(All reviews verified by BBB)

bbb
A+ Rating
Click for details
includes client reviews

Gold coins & bullion since 1973
Better Business Bureau accredited since 1991
American Numismatic Association since 1975
Industry Council for Tangible Assets since 1985
Website in continuous operation since 1997
__________________________________________

Recipient of BBB Gold Star Certificate

for zero complaints 2003 to 2015
(Program suspended 2016)
_________________________________________

What separates us from the competition


News & Views
Forecasts, Commentary & Analysis
on the Economy and Precious Metals


––OCTOBER, 2017––

Gold is up this year not just in dollars but in every major currency

Plus, How professional investors radically altered the gold market, and much more.

We invite you to sign-up for our free monthly newsletter with appreciation to our current and prospective clientele.

Immediate access to this month's edition.


Thinking about what to include in your precious metals portfolio?

We can help! We invite you to put our many years experience in the gold business to work for you. Helping you to assemble a portfolio designed for the times and your particular objectives is what we do. And we've been doing it for over 40 years with everyone from the small to the high net worth investor.

ORDER DESK
By e-mail or phone.


Contact information immediately above.
We welcome your inquiry.


video

Current Special Offers
Stuff our clients love


Our specials feature unusual and hard-to-find historic gold coins that trade at bullion-related prices.

These limited offers often sell-out quickly. For more information on our current offer, please call the Order Desk or visit this link at your earliest convenience.

Add a little scarcity and history to your precious metals portfolio.



OPEN ACCESS FILE

WHY GOLD, WHY NOW


For those seeking a deeper understanding of gold's role in the modern investment portfolio

brsov
A sovereign tale of gold's
historic undervaluation

Oil, gold and a hoard of British sovereigns
stashed in an old piano

swans
BlackSwans YellowGold
The standard reference on how gold performs during periods of deflation, chronic disinflation, runaway stagflation and hyperinflation

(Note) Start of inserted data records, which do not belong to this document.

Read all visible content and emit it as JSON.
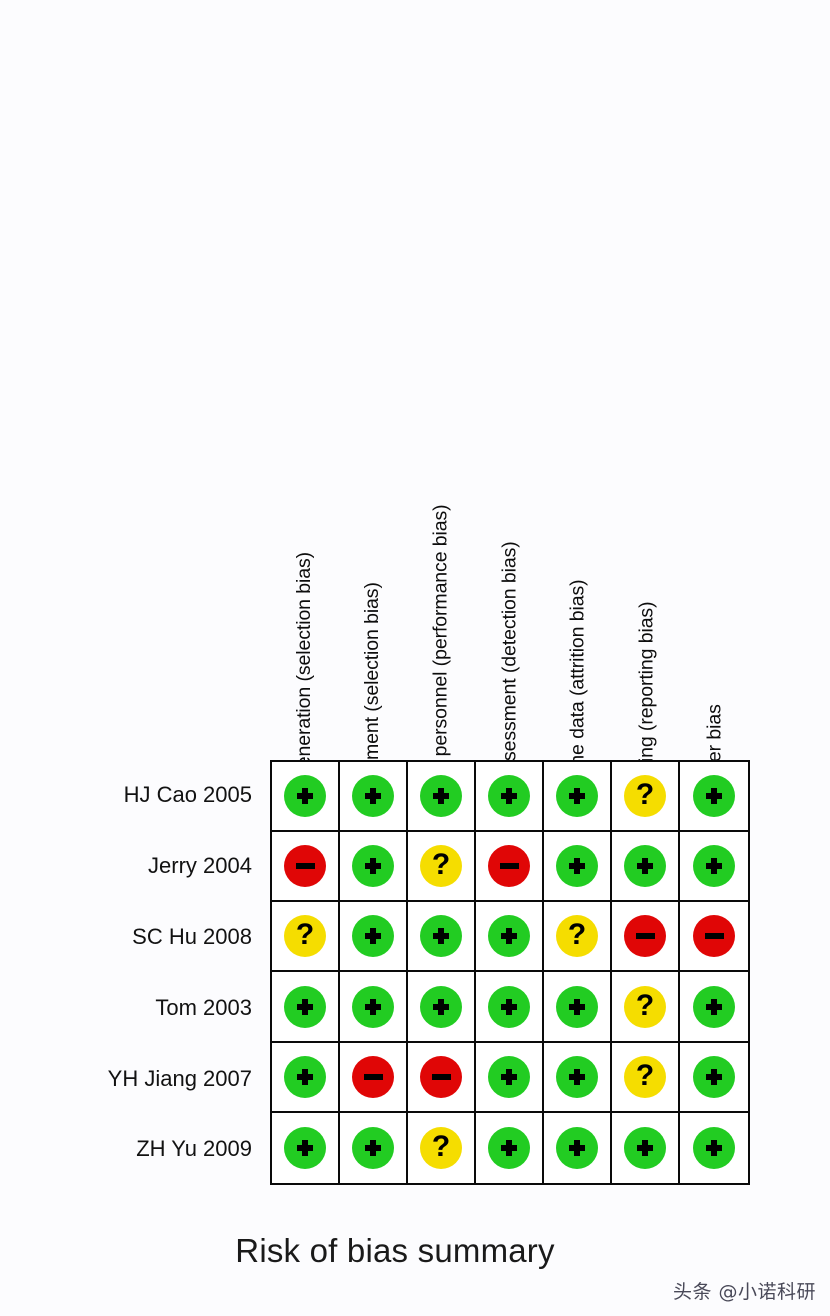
{
  "caption": "Risk of bias summary",
  "watermark": "头条 @小诺科研",
  "colors": {
    "low_risk": "#22cc22",
    "high_risk": "#e00606",
    "unclear_risk": "#f5dd00",
    "grid_line": "#0a0a0a",
    "background": "#fcfcfe"
  },
  "symbols": {
    "plus": "+",
    "minus": "−",
    "unclear": "?"
  },
  "chart_data": {
    "type": "heatmap",
    "title": "Risk of bias summary",
    "xlabel": "",
    "ylabel": "",
    "legend_position": "none",
    "grid": true,
    "domains": [
      "Random sequence generation (selection bias)",
      "Allocation concealment (selection bias)",
      "Blinding of participants and personnel (performance bias)",
      "Blinding of outcome assessment (detection bias)",
      "Incomplete outcome data (attrition bias)",
      "Selective reporting (reporting bias)",
      "Other bias"
    ],
    "studies": [
      "HJ Cao 2005",
      "Jerry 2004",
      "SC Hu 2008",
      "Tom 2003",
      "YH Jiang 2007",
      "ZH Yu 2009"
    ],
    "judgement_levels": [
      "plus",
      "minus",
      "unclear"
    ],
    "judgement_meanings": {
      "plus": "Low risk of bias",
      "minus": "High risk of bias",
      "unclear": "Unclear risk of bias"
    },
    "values": [
      [
        "plus",
        "plus",
        "plus",
        "plus",
        "plus",
        "unclear",
        "plus"
      ],
      [
        "minus",
        "plus",
        "unclear",
        "minus",
        "plus",
        "plus",
        "plus"
      ],
      [
        "unclear",
        "plus",
        "plus",
        "plus",
        "unclear",
        "minus",
        "minus"
      ],
      [
        "plus",
        "plus",
        "plus",
        "plus",
        "plus",
        "unclear",
        "plus"
      ],
      [
        "plus",
        "minus",
        "minus",
        "plus",
        "plus",
        "unclear",
        "plus"
      ],
      [
        "plus",
        "plus",
        "unclear",
        "plus",
        "plus",
        "plus",
        "plus"
      ]
    ]
  }
}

compass
Gold Chartography 101
The case for gold ownership in ten charts
you will never see on CNBC

decisions

How would you invest money you didn't need for ten years?
"Perhaps we spend too much energy trying to foretell the future, and too little trying
to be resilient whatever happens."

______________________________

mkMichael J. Kosares, the author of these articles, has more than 40 years experience in the gold business. He is the founder and executive director of USAGOLD (both the website and gold brokerage service), the author of three books on the gold market, and the editor of "News & Views, Forecasts, Commentary & Analysis on the Economy and Precious Metals," the firm's client letter. He has written numerous magazine and internet essays and is well-known for his ongoing commentary on the gold market and its economic, political and financial underpinnings.

ABC

"I keep six honest serving men
(They taught me all I knew);
Their names are What and Why and When
And How and Where and Who."

– Rudyard Kipling –

Book Order Form (US)





Tuesday October 17
website support: sitemaster@usagold.com / general mail: admin@usagold.com
Site Map - Risk Disclosure - Privacy Policy - Shipping Policy - Terms of Use
© 1997-2017 USAGOLD All Rights Reserved
Mailing Address - P.O. Box 460009, Denver, CO USA 80246-0009
1-800-869-5115